Activity: I would like you to output every record below exactly, apart from the pictures.

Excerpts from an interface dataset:
*** Begin section ***
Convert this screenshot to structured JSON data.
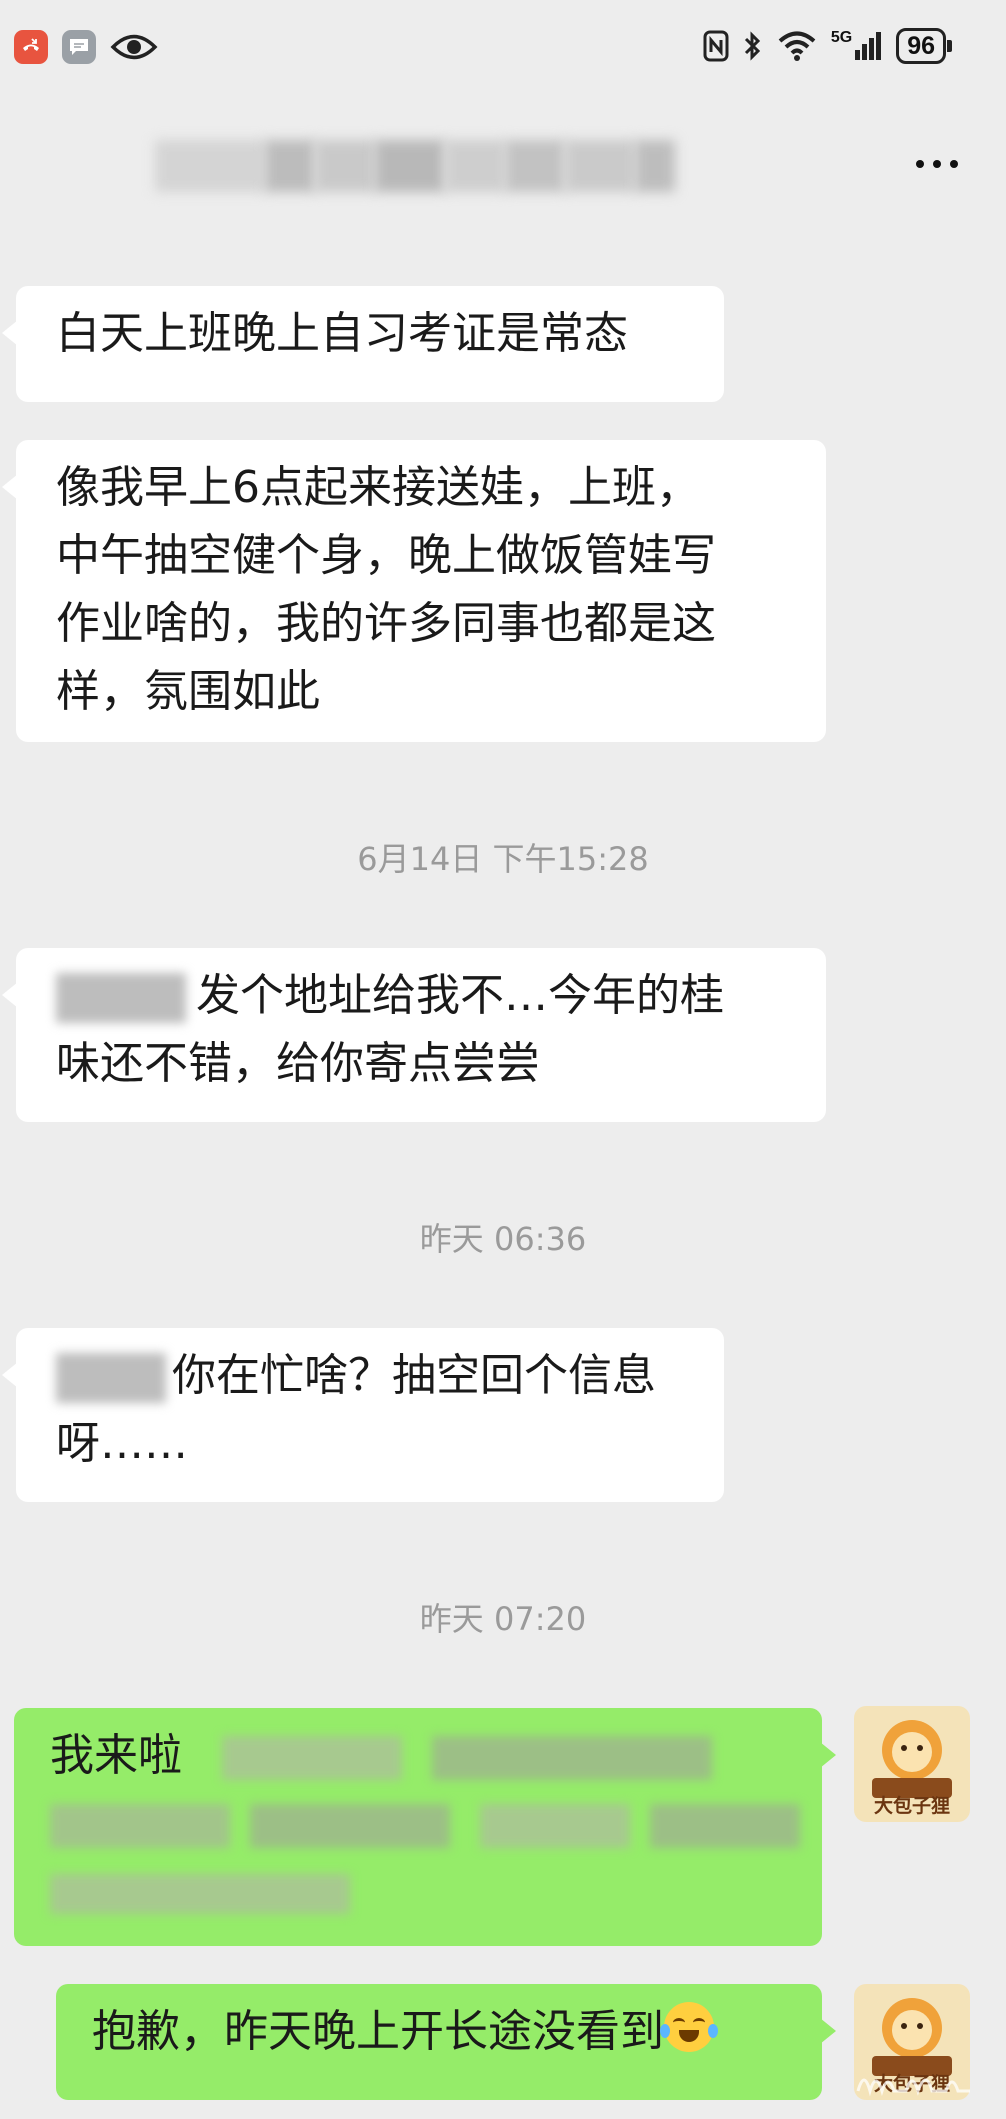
{
  "status_bar": {
    "network": "5G",
    "battery": "96",
    "icons": [
      "missed-call-icon",
      "message-icon",
      "eye-icon",
      "nfc-icon",
      "bluetooth-icon",
      "wifi-icon",
      "signal-icon",
      "battery-icon"
    ]
  },
  "title_bar": {
    "title_blurred": true,
    "more_icon": "more-icon"
  },
  "messages": [
    {
      "side": "left",
      "text": "白天上班晚上自习考证是常态"
    },
    {
      "side": "left",
      "lines": [
        "像我早上6点起来接送娃，上班，",
        "中午抽空健个身，晚上做饭管娃写",
        "作业啥的，我的许多同事也都是这",
        "样，氛围如此"
      ]
    },
    {
      "type": "timestamp",
      "text": "6月14日 下午15:28"
    },
    {
      "side": "left",
      "lines": [
        "发个地址给我不…今年的桂",
        "味还不错，给你寄点尝尝"
      ]
    },
    {
      "type": "timestamp",
      "text": "昨天 06:36"
    },
    {
      "side": "left",
      "lines": [
        "你在忙啥？抽空回个信息",
        "呀……"
      ]
    },
    {
      "type": "timestamp",
      "text": "昨天 07:20"
    },
    {
      "side": "right",
      "text": "我来啦"
    },
    {
      "side": "right",
      "text": "抱歉，昨天晚上开长途没看到"
    }
  ],
  "avatar_text": "大包子狸",
  "colors": {
    "background": "#ededed",
    "bubble_left": "#ffffff",
    "bubble_right": "#95ec69",
    "timestamp": "#9a9a9a"
  }
}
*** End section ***
Exercise solution:
Convert this screenshot to structured JSON data.
{
  "status_bar": {
    "network": "5G",
    "battery": "96",
    "icons": [
      "missed-call-icon",
      "message-icon",
      "eye-icon",
      "nfc-icon",
      "bluetooth-icon",
      "wifi-icon",
      "signal-icon",
      "battery-icon"
    ]
  },
  "title_bar": {
    "title_blurred": true,
    "more_icon": "more-icon"
  },
  "messages": [
    {
      "side": "left",
      "text": "白天上班晚上自习考证是常态"
    },
    {
      "side": "left",
      "lines": [
        "像我早上6点起来接送娃，上班，",
        "中午抽空健个身，晚上做饭管娃写",
        "作业啥的，我的许多同事也都是这",
        "样，氛围如此"
      ]
    },
    {
      "type": "timestamp",
      "text": "6月14日 下午15:28"
    },
    {
      "side": "left",
      "lines": [
        "发个地址给我不…今年的桂",
        "味还不错，给你寄点尝尝"
      ]
    },
    {
      "type": "timestamp",
      "text": "昨天 06:36"
    },
    {
      "side": "left",
      "lines": [
        "你在忙啥？抽空回个信息",
        "呀……"
      ]
    },
    {
      "type": "timestamp",
      "text": "昨天 07:20"
    },
    {
      "side": "right",
      "text": "我来啦"
    },
    {
      "side": "right",
      "text": "抱歉，昨天晚上开长途没看到"
    }
  ],
  "avatar_text": "大包子狸",
  "colors": {
    "background": "#ededed",
    "bubble_left": "#ffffff",
    "bubble_right": "#95ec69",
    "timestamp": "#9a9a9a"
  }
}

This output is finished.